Living near the Westwood In-N-Out, I used to have to swerve around cars backed up in the street coming around a blind curve every single day. On my current commute home, I pass the In-N-Out in Palms where cars repeatedly block through traffic trying to make the right on Canfield off of Venice and it drives me insane. In-N-Out drive-thru lines are literally the only thing that’s ever incited road rage in me. I don’t care how much you want a cheeseburger and how little you want to leave your car, you don’t get to break the law and put me in danger because of it.
(This is an image from Google streetview that was taken at a random time on a random day and the drive thru line is so long that a car is just hanging out in the street.)
I called up Bruce Gillman, spokesperson for the LA Department of Transportation, to see if others have had the same complaints or if there’s been any real effort to solve the In-N-Out drive-thru problem. He said he’s seen cars backed up into the street at the Highland location, but there’s not much that can be done. “They’ve really done a lot to maximize space and efficiency and they even have someone take your order outside,” Gillman said. “In this case, In-n-Out is simply a victim of their own popularity.”
He said that police officers can issue moving violations for cars just hanging out in the middle of the street waiting to get a taste of those sweet, sweet Animal Style fries, but that doesn’t happen very often. I think it should. Something needs to happen, dammit. Here’s how we can stop In-N-Out from doing harm:
Aggressively Issue Citations
If you want people to start wearing seatbelts, you issue a bunch of seatbelt citations. I you want people to stop blocking the street because for stupid indulgent reasons (and I do—I really, really do) you have cops poaching near In-N-Out drive thrus and handing out thousand-dollar tickets for anyone who impedes the flow of traffic. And then slap them with a six-month drive-thru probation sentence where they’re forced to park and go inside the restaurant where they’ll realize it’s not that bad, thus conditioning them to not clog up drivethrus in the future. We’re playing the long game here.
Enforce Maximum Occupancy Regulations
If a fire marshall can have regulations about the amount of people inside a bar at one time, the same rules should apply to In-N-Out lots and cars. There needs to be a weight sensor in every drive thru, and when the maximum number of cars is reached, a comically large iron door shuts over the street entrance and a bunch of spike strips periodically shoot up from the pavement threatening to puncture the tires of any cars waiting in the street for the comically large gate to open again. Different locations can play around with different Indiana Jones-style boobie traps.

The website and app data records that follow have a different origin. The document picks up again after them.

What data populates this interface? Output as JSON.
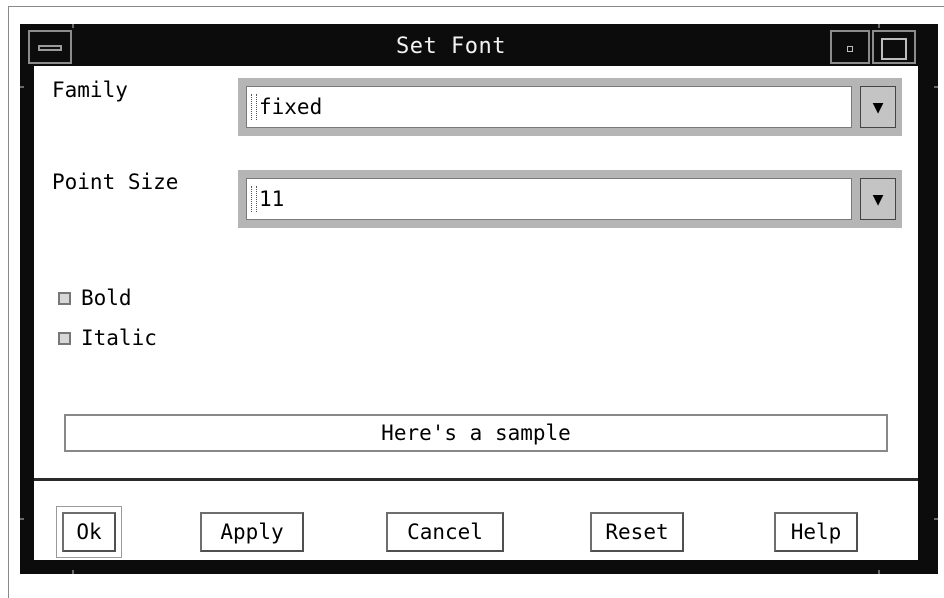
{
  "window": {
    "title": "Set Font"
  },
  "family": {
    "label": "Family",
    "value": "fixed"
  },
  "point_size": {
    "label": "Point Size",
    "value": "11"
  },
  "options": {
    "bold": {
      "label": "Bold",
      "checked": false
    },
    "italic": {
      "label": "Italic",
      "checked": false
    }
  },
  "sample": {
    "text": "Here's a sample"
  },
  "buttons": {
    "ok": "Ok",
    "apply": "Apply",
    "cancel": "Cancel",
    "reset": "Reset",
    "help": "Help"
  },
  "icons": {
    "dropdown": "triangle-down-icon",
    "window_menu": "window-menu-icon",
    "minimize": "minimize-icon",
    "maximize": "maximize-icon"
  },
  "colors": {
    "titlebar": "#0c0c0c",
    "field_bevel": "#b5b5b5",
    "client_bg": "#ffffff"
  }
}
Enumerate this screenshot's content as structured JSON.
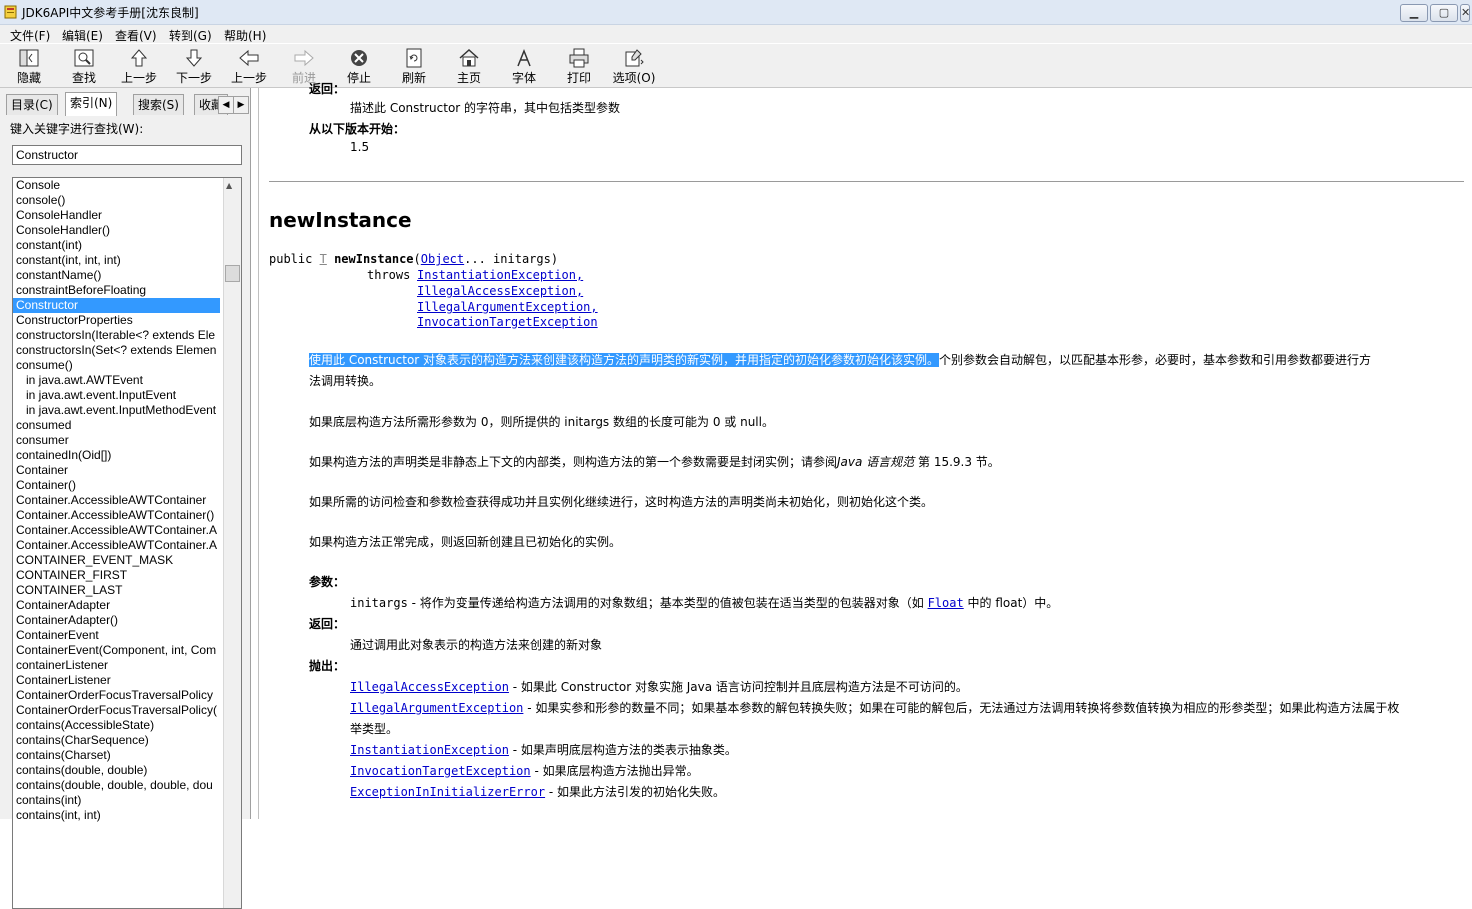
{
  "window": {
    "title": "JDK6API中文参考手册[沈东良制]"
  },
  "menu": [
    "文件(F)",
    "编辑(E)",
    "查看(V)",
    "转到(G)",
    "帮助(H)"
  ],
  "toolbar": [
    "隐藏",
    "查找",
    "上一步",
    "下一步",
    "上一步",
    "前进",
    "停止",
    "刷新",
    "主页",
    "字体",
    "打印",
    "选项(O)"
  ],
  "tabs": [
    "目录(C)",
    "索引(N)",
    "搜索(S)",
    "收藏"
  ],
  "search": {
    "label": "键入关键字进行查找(W):",
    "value": "Constructor"
  },
  "keywords": [
    "Console",
    "console()",
    "ConsoleHandler",
    "ConsoleHandler()",
    "constant(int)",
    "constant(int, int, int)",
    "constantName()",
    "constraintBeforeFloating",
    "Constructor",
    "ConstructorProperties",
    "constructorsIn(Iterable<? extends Ele",
    "constructorsIn(Set<? extends Elemen",
    "consume()",
    "in java.awt.AWTEvent",
    "in java.awt.event.InputEvent",
    "in java.awt.event.InputMethodEvent",
    "consumed",
    "consumer",
    "containedIn(Oid[])",
    "Container",
    "Container()",
    "Container.AccessibleAWTContainer",
    "Container.AccessibleAWTContainer()",
    "Container.AccessibleAWTContainer.A",
    "Container.AccessibleAWTContainer.A",
    "CONTAINER_EVENT_MASK",
    "CONTAINER_FIRST",
    "CONTAINER_LAST",
    "ContainerAdapter",
    "ContainerAdapter()",
    "ContainerEvent",
    "ContainerEvent(Component, int, Com",
    "containerListener",
    "ContainerListener",
    "ContainerOrderFocusTraversalPolicy",
    "ContainerOrderFocusTraversalPolicy(",
    "contains(AccessibleState)",
    "contains(CharSequence)",
    "contains(Charset)",
    "contains(double, double)",
    "contains(double, double, double, dou",
    "contains(int)",
    "contains(int, int)"
  ],
  "selected_keyword": "Constructor",
  "content": {
    "returns_label_top": "返回：",
    "returns_desc_top": "描述此 Constructor 的字符串，其中包括类型参数",
    "since_label": "从以下版本开始：",
    "since_value": "1.5",
    "method_title": "newInstance",
    "sig_public": "public",
    "sig_T": "T",
    "sig_name": "newInstance",
    "sig_paren_open": "(",
    "sig_object": "Object",
    "sig_rest": "... initargs)",
    "sig_throws": "throws",
    "exceptions_sig": [
      "InstantiationException,",
      "IllegalAccessException,",
      "IllegalArgumentException,",
      "InvocationTargetException"
    ],
    "p1_highlight": "使用此 Constructor 对象表示的构造方法来创建该构造方法的声明类的新实例，并用指定的初始化参数初始化该实例。",
    "p1_rest": "个别参数会自动解包，以匹配基本形参，必要时，基本参数和引用参数都要进行方",
    "p1_line2": "法调用转换。",
    "p2": "如果底层构造方法所需形参数为 0，则所提供的 initargs 数组的长度可能为 0 或 null。",
    "p3_a": "如果构造方法的声明类是非静态上下文的内部类，则构造方法的第一个参数需要是封闭实例；请参阅",
    "p3_italic": "Java 语言规范",
    "p3_b": " 第 15.9.3 节。",
    "p4": "如果所需的访问检查和参数检查获得成功并且实例化继续进行，这时构造方法的声明类尚未初始化，则初始化这个类。",
    "p5": "如果构造方法正常完成，则返回新创建且已初始化的实例。",
    "params_label": "参数：",
    "param_name": "initargs",
    "param_desc_a": " - 将作为变量传递给构造方法调用的对象数组；基本类型的值被包装在适当类型的包装器对象（如 ",
    "param_float": "Float",
    "param_desc_b": " 中的 float）中。",
    "returns_label": "返回：",
    "returns_desc": "通过调用此对象表示的构造方法来创建的新对象",
    "throws_label": "抛出：",
    "throws": [
      {
        "name": "IllegalAccessException",
        "desc": " - 如果此 Constructor 对象实施 Java 语言访问控制并且底层构造方法是不可访问的。"
      },
      {
        "name": "IllegalArgumentException",
        "desc": " - 如果实参和形参的数量不同；如果基本参数的解包转换失败；如果在可能的解包后，无法通过方法调用转换将参数值转换为相应的形参类型；如果此构造方法属于枚",
        "desc2": "举类型。"
      },
      {
        "name": "InstantiationException",
        "desc": " - 如果声明底层构造方法的类表示抽象类。"
      },
      {
        "name": "InvocationTargetException",
        "desc": " - 如果底层构造方法抛出异常。"
      },
      {
        "name": "ExceptionInInitializerError",
        "desc": " - 如果此方法引发的初始化失败。"
      }
    ]
  },
  "colors": {
    "selection": "#3399ff",
    "link": "#0000cc",
    "titlebar": "#dfe8f4",
    "chrome": "#f0f0f0"
  }
}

Force them to Build Skyward
This would be wildly expensive and unrealistic and technically unenforceable—but I don’t care because I’m mad. The Department of Transportation or Zoning Commission or whoever would be in charge of this should force every In-N-Out to build multi-story spiraling drive-thru structure to prevent cars from bleeding into the street. It sucks because so many In-N-Outs already maximized the space they have by creating intricate patterns and paths and switchbacks for the cars to snake through, but it’s not working. They need to start building skywards. They could even put the employee who takes your order outside on rollerblades and they could rollerblade down the spiral which would be very efficient and also fun and good for branding.
Come to the Sad Realization That There’s Nothing We Can Do and This Is More of a Mild Inconvenience Than Anything Especially Compared to the Real Issues Facing the Department of Transportation and Other Government Entities
Josh Scherer is the Senior Food Writer at Los Angeles magazine. You can follow him on Twitter and Instagram @CulinaryBroDown. He makes In-N-Out inspired nachos, because of course he does.